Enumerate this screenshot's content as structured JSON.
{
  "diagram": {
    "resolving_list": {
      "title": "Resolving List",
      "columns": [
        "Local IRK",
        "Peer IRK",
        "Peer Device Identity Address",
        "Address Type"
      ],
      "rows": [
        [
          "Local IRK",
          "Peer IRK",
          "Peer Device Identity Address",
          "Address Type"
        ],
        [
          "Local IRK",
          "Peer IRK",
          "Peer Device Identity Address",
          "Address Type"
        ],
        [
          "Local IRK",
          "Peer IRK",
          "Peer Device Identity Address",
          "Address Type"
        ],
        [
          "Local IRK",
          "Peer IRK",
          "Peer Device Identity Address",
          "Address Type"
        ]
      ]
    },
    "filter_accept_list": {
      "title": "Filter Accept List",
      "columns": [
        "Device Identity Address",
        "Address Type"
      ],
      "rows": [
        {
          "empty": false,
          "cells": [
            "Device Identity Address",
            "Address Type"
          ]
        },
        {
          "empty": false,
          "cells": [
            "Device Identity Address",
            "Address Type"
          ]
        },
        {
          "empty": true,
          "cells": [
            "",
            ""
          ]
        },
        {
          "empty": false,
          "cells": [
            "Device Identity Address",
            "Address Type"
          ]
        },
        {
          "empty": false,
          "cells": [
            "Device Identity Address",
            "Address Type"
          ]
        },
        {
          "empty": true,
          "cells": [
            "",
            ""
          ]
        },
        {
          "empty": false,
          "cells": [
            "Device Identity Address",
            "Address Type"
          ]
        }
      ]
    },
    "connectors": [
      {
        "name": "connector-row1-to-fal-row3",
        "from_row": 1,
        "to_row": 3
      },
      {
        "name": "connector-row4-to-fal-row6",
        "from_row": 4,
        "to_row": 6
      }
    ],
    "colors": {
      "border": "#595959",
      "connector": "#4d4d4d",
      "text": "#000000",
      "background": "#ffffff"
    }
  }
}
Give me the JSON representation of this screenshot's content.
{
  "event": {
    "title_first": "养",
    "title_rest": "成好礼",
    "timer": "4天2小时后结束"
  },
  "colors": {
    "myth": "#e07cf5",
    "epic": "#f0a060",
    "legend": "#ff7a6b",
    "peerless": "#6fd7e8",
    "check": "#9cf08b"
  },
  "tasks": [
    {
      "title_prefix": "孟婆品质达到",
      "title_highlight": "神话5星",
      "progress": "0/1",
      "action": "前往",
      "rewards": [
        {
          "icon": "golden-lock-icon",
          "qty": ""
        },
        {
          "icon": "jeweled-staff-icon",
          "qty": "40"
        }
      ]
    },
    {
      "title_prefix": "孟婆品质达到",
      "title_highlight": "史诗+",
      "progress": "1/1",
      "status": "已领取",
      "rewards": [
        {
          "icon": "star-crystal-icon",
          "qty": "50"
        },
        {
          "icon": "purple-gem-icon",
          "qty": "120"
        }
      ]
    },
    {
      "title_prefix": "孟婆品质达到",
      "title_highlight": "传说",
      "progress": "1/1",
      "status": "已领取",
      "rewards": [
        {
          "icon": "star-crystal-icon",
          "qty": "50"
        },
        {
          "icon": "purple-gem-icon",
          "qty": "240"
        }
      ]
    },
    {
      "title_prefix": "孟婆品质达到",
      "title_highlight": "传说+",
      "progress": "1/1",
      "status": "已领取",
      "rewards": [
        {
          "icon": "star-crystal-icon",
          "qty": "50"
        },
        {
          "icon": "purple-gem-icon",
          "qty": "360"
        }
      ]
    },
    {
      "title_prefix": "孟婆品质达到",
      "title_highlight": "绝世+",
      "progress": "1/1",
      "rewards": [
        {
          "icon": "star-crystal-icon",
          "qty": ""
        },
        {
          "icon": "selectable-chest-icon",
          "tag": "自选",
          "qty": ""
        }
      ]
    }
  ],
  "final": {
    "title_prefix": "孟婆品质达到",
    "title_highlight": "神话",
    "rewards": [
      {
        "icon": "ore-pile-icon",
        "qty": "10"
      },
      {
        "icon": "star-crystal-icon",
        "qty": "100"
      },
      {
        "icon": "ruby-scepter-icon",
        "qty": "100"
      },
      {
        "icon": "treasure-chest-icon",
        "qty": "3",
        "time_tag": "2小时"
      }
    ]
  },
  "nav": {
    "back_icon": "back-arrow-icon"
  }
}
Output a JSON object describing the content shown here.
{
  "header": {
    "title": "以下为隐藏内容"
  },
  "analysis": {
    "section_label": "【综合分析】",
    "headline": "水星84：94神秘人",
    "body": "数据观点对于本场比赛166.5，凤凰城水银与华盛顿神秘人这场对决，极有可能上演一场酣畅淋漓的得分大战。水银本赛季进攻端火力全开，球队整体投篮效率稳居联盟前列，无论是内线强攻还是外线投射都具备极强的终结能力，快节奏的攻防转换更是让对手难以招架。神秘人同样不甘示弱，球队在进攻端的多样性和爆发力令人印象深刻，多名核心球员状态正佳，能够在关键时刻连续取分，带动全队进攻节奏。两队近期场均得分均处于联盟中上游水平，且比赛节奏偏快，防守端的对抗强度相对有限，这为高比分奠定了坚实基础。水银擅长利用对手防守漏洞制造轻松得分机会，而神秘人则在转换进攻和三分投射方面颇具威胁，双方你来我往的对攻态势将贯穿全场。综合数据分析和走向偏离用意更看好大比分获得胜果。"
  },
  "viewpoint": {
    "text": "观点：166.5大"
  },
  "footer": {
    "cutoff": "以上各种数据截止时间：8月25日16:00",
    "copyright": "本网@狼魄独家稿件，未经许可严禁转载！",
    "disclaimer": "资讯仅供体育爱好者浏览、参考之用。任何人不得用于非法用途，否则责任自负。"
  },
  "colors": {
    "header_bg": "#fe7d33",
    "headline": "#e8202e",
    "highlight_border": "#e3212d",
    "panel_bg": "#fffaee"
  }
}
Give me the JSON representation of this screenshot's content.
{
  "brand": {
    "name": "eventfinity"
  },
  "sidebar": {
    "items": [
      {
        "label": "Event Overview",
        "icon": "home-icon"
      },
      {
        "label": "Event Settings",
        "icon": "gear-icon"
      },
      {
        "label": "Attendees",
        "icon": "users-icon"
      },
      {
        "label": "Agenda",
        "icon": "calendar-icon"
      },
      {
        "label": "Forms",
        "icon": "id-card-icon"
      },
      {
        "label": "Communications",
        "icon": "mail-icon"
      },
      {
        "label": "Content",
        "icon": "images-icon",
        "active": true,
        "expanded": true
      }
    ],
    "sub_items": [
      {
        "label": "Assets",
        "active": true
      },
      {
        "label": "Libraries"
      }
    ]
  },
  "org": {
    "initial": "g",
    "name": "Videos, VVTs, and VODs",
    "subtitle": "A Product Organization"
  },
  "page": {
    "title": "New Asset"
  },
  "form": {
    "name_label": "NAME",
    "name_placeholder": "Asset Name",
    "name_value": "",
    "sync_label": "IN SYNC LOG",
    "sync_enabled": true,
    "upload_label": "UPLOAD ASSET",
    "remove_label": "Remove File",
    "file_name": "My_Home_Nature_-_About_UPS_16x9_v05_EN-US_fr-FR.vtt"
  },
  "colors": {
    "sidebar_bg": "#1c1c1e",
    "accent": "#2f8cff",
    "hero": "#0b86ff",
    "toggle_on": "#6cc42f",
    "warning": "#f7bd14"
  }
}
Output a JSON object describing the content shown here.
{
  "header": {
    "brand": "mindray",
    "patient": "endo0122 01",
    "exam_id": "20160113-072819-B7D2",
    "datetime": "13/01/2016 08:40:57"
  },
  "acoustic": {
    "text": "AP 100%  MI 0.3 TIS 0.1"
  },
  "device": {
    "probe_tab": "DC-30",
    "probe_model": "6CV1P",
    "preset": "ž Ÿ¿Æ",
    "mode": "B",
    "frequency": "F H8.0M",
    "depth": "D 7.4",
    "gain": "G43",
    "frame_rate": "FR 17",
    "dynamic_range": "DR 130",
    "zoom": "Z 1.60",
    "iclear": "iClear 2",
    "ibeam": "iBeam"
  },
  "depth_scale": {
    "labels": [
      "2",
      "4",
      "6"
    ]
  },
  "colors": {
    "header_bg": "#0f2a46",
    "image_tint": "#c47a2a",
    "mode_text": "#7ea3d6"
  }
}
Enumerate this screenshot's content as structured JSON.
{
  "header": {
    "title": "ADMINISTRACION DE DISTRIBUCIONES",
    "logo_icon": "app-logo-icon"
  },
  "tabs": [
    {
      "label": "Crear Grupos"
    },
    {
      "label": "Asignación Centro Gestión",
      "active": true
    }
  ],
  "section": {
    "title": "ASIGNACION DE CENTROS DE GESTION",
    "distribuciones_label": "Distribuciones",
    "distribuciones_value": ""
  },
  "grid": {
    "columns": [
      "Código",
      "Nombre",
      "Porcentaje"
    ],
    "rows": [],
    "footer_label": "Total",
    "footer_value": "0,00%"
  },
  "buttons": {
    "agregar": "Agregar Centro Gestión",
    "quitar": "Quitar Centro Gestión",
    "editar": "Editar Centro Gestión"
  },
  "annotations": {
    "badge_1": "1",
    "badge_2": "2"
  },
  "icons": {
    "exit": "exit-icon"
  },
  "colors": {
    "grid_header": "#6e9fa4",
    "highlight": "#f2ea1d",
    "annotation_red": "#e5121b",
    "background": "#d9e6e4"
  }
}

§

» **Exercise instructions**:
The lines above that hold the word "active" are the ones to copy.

» **Response to this exercise**:
        "active": true,
        "active": true
      "active": true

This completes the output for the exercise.